Friday, October 10, 2014
31 Days of Halloween - Day 10 - Movie 1
George Romero's Diary of the Dead (2007) follows a group of filmmaking college students immediately after the dead begin rising from their graves as we've seen in Romero's previous zombie trilogy. The entire movie focuses on their efforts to get home to their families and to document the events of the world as they travel to get there. This film is a real mixed bag. Romero is experienced enough to actually provide a story arc with something of a payoff to it to the found footage genre, which typically seems to be an excuse for avoiding a tight plot and any kind of ending. He also tries to imbue his film with the same sort of social commentary that featured heavily in his previous Dead films, and has kept them elevated above their imitators.
Here the commentary is on the digital world where everyone has a camera at all times and everyone also seems to have a blog. On one hand, bloggers are bringing unfiltered news to the world that major news outlets are diffusing in they way they cover it. On the other hand, so much of this coverage ends up being hard to filter through to find out what's genuine and instead of being informative, just becomes noise. There's also a criticism of experiencing the world through a screen and a new of some people to feel compelled to document everything, at the expense of experiencing what they document. This commentary is too central and up front in this story, making it seem a bit heavy handed.
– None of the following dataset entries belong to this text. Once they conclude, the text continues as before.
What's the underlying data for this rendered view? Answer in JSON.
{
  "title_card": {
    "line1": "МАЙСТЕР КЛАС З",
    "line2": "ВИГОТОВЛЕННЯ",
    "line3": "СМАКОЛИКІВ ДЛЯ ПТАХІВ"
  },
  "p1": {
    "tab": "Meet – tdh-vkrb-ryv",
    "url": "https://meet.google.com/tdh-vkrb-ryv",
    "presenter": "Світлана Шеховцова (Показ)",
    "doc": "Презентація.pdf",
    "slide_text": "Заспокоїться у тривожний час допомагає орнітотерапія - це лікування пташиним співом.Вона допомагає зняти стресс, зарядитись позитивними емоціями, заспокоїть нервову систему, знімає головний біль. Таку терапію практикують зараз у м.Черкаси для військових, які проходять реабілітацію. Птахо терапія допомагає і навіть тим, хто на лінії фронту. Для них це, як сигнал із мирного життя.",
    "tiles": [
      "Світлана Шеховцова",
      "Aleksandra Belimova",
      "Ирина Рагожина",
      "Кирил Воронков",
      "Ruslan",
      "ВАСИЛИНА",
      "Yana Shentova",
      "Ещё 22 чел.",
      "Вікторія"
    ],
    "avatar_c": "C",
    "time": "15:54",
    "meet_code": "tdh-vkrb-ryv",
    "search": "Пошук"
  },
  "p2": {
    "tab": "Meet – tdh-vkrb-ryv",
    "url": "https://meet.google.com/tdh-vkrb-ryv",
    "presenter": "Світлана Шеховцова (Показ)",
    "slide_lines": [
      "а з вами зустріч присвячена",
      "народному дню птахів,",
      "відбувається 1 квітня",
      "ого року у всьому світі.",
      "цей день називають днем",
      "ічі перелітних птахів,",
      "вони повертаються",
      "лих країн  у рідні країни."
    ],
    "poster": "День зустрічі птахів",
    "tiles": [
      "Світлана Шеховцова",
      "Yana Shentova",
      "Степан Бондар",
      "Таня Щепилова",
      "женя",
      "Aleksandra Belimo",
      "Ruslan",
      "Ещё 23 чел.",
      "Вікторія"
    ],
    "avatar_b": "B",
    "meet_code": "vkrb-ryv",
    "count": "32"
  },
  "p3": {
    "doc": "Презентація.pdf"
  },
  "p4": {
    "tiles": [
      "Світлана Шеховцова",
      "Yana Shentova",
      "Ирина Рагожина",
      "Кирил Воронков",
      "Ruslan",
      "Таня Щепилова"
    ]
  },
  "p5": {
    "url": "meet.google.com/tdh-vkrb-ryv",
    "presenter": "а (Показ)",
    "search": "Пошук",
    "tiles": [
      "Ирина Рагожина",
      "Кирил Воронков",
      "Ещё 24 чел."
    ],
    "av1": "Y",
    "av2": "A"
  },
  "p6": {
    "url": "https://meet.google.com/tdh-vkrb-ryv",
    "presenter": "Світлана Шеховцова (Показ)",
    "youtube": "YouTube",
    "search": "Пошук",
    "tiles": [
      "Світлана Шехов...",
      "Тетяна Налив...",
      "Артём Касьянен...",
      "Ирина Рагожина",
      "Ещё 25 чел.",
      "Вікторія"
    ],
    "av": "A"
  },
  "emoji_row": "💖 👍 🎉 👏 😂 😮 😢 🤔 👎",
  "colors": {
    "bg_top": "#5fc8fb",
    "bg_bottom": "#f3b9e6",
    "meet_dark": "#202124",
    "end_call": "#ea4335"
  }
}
The format also lends itself to some unbelievable moments where more than one character, in more than one scene, stands around filming a close friend being attacked by a zombie instead of acting in any helpful way that could save them. The characters themselves are too numerous and mostly indistinguishable, so it's tough to empathize with their plight. There are some nice moments in the movie and some arresting visuals such as where one of the characters has dumped the bodies of his household towards the end. Overall though, this ground has been trod on too many times, and even Romero is having a tough time finding new material to bring to the sub-genre he invented. In fact, without his involvement and this movie's connection to his other Dead films, this would be an easy film to overlook.